===== SUPPLIED DATA

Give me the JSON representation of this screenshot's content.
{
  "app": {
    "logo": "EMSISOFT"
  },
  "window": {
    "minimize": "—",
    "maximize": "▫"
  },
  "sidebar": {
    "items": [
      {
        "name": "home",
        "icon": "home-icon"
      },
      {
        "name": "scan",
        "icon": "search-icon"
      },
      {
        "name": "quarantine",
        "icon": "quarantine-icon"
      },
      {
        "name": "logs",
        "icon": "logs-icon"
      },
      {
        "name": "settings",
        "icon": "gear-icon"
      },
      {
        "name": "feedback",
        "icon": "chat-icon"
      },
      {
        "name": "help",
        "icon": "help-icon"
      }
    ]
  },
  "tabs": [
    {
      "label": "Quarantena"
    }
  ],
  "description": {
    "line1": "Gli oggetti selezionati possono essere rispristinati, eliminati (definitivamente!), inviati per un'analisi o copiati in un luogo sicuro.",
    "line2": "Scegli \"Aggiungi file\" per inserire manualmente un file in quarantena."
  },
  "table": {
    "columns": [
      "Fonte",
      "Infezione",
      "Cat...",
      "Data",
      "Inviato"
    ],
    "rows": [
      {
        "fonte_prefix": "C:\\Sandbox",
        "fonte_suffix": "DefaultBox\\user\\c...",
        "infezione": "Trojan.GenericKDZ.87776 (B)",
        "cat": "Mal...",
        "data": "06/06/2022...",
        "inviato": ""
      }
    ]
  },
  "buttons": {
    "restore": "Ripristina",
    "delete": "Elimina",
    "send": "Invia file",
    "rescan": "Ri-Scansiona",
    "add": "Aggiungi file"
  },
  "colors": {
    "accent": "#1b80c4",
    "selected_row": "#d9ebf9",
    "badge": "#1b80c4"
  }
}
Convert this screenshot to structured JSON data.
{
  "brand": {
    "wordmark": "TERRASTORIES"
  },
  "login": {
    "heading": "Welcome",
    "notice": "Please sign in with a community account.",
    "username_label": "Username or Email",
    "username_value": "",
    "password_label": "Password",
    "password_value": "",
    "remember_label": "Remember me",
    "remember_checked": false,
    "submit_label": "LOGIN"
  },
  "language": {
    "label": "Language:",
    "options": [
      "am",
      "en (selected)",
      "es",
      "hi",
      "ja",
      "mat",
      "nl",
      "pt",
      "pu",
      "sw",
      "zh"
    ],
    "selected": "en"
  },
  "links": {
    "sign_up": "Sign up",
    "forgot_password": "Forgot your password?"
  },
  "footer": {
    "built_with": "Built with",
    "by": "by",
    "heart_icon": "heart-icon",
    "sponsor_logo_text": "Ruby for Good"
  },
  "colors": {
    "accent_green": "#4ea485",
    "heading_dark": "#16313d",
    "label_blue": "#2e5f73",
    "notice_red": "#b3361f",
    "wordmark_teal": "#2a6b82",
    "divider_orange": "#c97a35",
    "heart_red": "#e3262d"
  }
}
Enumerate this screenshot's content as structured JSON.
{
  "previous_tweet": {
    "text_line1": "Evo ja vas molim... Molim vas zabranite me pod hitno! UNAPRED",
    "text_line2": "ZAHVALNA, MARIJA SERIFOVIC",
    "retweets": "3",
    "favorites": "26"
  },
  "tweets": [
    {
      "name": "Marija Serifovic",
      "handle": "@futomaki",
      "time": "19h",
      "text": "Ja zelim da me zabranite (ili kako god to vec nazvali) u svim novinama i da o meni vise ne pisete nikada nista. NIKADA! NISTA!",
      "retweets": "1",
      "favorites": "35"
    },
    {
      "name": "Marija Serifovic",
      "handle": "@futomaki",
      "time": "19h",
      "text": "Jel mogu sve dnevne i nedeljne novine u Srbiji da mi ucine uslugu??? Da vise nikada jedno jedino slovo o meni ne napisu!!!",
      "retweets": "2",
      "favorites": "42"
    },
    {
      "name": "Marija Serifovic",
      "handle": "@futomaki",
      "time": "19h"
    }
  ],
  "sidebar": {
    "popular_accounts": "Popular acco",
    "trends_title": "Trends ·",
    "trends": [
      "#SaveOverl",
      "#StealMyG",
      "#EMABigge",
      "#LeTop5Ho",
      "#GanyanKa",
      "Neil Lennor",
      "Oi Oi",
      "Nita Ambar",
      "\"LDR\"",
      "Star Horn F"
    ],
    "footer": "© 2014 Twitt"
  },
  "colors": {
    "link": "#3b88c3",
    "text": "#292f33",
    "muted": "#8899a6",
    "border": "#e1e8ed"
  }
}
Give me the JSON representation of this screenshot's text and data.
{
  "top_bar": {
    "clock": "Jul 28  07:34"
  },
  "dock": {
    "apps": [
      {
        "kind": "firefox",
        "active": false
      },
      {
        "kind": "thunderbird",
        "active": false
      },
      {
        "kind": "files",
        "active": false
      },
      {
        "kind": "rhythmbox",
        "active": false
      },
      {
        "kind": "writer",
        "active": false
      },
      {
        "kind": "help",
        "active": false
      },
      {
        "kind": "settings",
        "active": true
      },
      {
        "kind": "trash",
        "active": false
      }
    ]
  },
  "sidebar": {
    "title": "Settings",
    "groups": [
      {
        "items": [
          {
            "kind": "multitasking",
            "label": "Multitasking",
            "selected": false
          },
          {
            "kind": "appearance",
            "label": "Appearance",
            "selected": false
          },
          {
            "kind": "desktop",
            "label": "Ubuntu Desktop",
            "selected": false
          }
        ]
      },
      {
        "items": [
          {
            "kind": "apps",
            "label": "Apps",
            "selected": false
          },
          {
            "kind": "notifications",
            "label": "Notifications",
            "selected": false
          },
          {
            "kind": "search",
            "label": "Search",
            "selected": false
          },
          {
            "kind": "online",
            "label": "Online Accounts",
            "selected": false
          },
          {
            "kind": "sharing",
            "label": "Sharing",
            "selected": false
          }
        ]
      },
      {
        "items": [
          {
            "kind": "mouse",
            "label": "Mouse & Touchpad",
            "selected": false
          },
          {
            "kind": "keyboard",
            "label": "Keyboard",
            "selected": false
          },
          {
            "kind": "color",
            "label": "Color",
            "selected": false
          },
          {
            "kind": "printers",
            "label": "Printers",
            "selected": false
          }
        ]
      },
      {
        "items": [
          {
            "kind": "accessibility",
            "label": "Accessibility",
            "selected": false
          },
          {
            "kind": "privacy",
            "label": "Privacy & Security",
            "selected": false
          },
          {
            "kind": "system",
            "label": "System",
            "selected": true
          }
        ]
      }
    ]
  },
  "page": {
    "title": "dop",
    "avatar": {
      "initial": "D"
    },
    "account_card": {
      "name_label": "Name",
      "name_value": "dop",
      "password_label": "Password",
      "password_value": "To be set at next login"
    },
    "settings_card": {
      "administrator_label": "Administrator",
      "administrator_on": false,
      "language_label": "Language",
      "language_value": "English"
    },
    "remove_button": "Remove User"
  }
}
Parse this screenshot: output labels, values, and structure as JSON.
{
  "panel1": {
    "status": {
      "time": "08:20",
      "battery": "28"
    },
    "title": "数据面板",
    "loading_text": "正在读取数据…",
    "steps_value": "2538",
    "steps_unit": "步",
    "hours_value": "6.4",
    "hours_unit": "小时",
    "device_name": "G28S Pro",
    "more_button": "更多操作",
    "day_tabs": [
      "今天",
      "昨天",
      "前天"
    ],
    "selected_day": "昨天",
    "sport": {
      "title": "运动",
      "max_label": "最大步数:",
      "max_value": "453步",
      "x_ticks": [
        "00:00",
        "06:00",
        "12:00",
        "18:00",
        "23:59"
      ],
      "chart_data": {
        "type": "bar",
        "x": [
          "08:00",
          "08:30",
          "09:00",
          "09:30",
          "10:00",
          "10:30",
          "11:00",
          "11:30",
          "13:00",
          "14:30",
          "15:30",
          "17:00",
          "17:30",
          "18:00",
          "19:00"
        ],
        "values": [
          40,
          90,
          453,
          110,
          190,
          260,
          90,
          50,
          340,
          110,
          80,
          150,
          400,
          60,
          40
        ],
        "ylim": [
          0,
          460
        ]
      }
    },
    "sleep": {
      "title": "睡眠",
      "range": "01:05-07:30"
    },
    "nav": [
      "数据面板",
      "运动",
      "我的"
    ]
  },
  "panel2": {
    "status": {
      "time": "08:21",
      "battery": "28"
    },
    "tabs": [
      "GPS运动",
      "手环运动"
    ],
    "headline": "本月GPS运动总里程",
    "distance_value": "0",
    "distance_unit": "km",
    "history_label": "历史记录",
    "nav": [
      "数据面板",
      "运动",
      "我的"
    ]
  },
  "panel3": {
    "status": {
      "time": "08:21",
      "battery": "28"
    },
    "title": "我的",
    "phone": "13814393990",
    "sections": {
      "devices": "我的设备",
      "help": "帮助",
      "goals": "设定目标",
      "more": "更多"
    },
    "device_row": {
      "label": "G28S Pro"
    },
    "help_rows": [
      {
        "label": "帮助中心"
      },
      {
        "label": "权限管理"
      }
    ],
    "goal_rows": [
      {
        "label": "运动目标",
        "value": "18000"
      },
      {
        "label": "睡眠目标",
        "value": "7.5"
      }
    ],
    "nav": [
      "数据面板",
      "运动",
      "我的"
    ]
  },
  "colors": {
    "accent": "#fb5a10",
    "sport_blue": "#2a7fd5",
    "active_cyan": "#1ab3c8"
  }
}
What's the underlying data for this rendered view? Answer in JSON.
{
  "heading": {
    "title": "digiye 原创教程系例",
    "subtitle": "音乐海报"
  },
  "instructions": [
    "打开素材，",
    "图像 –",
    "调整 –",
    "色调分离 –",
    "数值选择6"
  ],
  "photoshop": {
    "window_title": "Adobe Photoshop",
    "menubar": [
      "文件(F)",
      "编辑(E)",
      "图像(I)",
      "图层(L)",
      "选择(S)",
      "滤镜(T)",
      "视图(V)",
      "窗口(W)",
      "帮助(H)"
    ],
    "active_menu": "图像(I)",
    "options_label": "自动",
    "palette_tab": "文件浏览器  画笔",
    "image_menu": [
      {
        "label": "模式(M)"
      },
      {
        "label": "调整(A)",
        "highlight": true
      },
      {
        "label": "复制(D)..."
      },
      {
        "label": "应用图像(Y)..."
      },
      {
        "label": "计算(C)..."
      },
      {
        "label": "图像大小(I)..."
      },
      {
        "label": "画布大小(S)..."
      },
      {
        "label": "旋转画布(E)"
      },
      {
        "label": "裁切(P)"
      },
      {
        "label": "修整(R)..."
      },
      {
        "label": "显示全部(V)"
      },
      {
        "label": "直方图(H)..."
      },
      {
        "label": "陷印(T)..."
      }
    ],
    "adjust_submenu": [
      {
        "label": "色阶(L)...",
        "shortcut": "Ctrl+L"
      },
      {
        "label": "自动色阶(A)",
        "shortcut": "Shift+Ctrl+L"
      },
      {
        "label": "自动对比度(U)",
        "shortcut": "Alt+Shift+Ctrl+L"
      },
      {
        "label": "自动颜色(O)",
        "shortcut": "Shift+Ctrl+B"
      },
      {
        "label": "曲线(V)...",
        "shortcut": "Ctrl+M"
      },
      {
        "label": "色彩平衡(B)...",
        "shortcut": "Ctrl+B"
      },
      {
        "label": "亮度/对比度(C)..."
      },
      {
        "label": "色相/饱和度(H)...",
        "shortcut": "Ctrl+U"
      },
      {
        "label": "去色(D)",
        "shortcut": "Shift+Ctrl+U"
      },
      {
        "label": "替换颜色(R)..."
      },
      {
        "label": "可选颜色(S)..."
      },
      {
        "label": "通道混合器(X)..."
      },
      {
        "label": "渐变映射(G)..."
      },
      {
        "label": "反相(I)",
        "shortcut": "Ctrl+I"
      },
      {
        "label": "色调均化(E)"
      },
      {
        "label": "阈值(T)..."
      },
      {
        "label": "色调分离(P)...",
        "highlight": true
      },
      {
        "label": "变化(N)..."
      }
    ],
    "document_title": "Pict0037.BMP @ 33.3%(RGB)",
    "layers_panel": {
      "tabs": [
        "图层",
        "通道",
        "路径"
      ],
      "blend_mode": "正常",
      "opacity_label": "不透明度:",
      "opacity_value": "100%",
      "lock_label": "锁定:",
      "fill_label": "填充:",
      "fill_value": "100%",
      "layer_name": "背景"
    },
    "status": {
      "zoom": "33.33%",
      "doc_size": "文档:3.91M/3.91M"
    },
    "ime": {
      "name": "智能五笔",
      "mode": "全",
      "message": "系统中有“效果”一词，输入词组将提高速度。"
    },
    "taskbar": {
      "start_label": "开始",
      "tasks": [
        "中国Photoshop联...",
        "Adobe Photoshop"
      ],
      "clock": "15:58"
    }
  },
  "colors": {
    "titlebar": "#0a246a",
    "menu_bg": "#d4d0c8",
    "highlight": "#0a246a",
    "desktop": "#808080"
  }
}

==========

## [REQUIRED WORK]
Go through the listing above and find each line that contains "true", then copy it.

## [RESULT FOR THIS TASK]
        "active": true
            "selected": true
        "highlight": true
        "highlight": true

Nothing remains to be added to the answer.